Making fun of your self before others isn’t just about showing humility either. It’s about building trust. Think about how when you have a friend who’s two-faced and talks about shared friends to you and you in turn, assume they talk about YOU to others too. This makes you feel less free and light around them. The trust is ruined. That’s the same mistrust you feel for comedies or brands that rely on mockery. You’re laughing with a sour aftertaste and ripple of fear there.
So when whatever you’re writing, whether it’s a marketing script, a social media status, a joke, a stand-up routine, or a story, check that you are not falling into the trap of superiority-complex humor. Audiences can detect when you’re looking down on them and it’s an immediate unfollow. Make a list of your favorite comedy movies, TV shows, and comedians and you’ll see more often than not that they employ self deprecating humor FIRST, before they go mocking others. Indeed, if you want to get away with making fun of others, be humble enough to make fun of yourself first. A brand that uses this type of humor is not lecturing or demanding or begging us, but simply charming and disarming us.
For more humorous insights into this topic, don’t miss The Serious Business of Poking Fun at Yourself!
Samantha S writes direct, dynamic, digestible copy for any purpose and any medium. She has written for apps, games, websites, literary journals, trade magazines, newspapers, e-commerce brands and health//nutrition brands.
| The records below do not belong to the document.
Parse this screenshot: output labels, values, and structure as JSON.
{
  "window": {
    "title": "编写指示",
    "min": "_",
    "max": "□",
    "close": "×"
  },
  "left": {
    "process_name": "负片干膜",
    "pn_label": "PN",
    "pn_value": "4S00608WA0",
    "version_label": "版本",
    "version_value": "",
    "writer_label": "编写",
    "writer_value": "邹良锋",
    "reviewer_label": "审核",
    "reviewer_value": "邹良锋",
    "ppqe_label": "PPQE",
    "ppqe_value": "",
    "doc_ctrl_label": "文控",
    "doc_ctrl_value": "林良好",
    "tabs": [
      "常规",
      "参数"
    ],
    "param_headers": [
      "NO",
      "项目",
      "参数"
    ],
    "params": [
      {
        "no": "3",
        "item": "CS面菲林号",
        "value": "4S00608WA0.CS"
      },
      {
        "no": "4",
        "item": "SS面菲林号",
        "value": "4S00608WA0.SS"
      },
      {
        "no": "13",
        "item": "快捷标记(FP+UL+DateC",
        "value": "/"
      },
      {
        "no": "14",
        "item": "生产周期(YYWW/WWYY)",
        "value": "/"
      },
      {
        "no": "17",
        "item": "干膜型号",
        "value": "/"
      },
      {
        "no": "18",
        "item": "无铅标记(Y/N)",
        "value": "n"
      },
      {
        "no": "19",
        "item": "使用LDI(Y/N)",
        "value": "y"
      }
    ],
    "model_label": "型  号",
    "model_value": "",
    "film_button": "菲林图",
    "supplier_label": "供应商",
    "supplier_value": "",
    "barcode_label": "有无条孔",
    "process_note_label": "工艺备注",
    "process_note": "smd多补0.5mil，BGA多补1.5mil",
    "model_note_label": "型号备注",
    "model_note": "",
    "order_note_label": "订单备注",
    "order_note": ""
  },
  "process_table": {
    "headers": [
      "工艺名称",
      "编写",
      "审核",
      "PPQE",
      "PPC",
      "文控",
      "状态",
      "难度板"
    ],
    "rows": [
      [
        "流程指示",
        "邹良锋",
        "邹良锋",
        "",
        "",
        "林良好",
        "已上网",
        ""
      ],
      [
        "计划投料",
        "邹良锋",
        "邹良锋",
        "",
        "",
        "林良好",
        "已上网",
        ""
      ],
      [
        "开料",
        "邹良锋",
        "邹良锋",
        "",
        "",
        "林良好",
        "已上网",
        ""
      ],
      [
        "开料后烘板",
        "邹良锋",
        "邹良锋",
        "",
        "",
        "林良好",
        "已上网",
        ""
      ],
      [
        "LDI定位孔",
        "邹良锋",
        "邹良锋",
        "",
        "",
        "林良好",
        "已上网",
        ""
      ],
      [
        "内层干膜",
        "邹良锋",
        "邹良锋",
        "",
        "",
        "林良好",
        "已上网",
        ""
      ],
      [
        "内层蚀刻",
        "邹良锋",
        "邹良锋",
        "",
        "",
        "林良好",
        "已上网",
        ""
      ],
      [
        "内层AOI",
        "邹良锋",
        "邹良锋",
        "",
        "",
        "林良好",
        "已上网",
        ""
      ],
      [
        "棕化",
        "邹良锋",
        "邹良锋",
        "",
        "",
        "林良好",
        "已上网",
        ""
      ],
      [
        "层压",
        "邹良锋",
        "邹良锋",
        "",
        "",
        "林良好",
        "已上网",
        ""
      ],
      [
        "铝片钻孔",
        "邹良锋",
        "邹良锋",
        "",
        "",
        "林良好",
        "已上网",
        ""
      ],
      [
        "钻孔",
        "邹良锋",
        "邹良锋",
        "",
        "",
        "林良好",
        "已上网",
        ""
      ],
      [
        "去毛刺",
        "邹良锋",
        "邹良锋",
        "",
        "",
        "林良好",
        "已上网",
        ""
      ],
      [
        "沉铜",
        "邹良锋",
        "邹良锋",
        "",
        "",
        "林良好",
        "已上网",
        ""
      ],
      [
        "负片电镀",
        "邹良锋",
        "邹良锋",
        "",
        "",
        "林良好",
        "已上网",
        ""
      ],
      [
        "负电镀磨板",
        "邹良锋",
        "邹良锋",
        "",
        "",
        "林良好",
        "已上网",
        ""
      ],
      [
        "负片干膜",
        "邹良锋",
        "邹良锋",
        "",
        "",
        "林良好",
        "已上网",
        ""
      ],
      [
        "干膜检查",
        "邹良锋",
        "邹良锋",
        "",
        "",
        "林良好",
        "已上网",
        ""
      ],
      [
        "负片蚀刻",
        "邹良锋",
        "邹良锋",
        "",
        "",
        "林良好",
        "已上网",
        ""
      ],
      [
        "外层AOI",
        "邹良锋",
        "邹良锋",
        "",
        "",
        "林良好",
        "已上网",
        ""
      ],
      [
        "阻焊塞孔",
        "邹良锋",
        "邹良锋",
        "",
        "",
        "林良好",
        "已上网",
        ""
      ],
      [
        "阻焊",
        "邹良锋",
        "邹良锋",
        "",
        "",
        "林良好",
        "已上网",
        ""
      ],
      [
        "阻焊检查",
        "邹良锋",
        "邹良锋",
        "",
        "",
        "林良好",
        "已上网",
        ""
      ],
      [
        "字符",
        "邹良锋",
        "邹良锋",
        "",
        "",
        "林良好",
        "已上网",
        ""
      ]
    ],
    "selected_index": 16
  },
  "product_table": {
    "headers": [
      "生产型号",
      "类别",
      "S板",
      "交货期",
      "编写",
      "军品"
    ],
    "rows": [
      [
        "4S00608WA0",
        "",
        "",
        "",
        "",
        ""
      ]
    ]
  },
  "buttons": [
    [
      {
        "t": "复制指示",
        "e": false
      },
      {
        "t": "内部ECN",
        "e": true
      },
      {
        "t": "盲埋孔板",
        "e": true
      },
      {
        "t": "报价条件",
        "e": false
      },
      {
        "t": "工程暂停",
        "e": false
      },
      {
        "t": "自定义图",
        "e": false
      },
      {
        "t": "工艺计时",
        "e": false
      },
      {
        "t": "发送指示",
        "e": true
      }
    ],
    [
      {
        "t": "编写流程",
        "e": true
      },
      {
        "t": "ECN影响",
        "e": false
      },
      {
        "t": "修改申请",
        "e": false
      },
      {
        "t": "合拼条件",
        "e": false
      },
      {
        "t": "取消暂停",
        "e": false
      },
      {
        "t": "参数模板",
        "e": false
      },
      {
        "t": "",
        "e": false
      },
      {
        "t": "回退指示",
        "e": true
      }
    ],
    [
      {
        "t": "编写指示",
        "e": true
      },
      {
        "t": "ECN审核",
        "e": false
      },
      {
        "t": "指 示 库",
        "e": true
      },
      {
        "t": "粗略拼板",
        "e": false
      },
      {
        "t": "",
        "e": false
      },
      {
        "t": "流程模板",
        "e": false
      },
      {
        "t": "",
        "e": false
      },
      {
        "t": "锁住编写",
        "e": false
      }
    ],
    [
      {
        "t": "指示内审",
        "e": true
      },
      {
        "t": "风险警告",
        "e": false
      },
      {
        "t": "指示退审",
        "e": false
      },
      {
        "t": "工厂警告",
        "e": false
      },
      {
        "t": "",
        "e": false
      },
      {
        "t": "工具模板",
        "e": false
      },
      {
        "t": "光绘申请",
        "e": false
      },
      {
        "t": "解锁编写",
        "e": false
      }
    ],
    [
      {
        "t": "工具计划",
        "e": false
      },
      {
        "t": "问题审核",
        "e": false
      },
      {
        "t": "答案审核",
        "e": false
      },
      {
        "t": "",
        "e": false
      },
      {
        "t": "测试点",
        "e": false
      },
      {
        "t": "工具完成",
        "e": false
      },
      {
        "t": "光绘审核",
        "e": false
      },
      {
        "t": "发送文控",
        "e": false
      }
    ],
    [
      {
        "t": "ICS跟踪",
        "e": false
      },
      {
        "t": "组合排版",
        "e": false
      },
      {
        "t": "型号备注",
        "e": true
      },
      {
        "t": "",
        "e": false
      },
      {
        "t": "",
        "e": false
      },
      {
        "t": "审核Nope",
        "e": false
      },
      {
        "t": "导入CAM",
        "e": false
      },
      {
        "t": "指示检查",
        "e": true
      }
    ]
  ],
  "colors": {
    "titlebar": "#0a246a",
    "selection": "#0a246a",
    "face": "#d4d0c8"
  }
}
Samantha’s most notable achievements are authoring a guidebook for College Prowler, interviewing Leonardo Dicaprio, Zac Efron, and Amy Sherman-Palladino for The Hollywood Reporter, reviewing books for Publishers Weekly, covering the World Series of Poker, teaching creative writing at Harvard-Westlake, and working as Editor-in-Chief of The Oval literary magazine.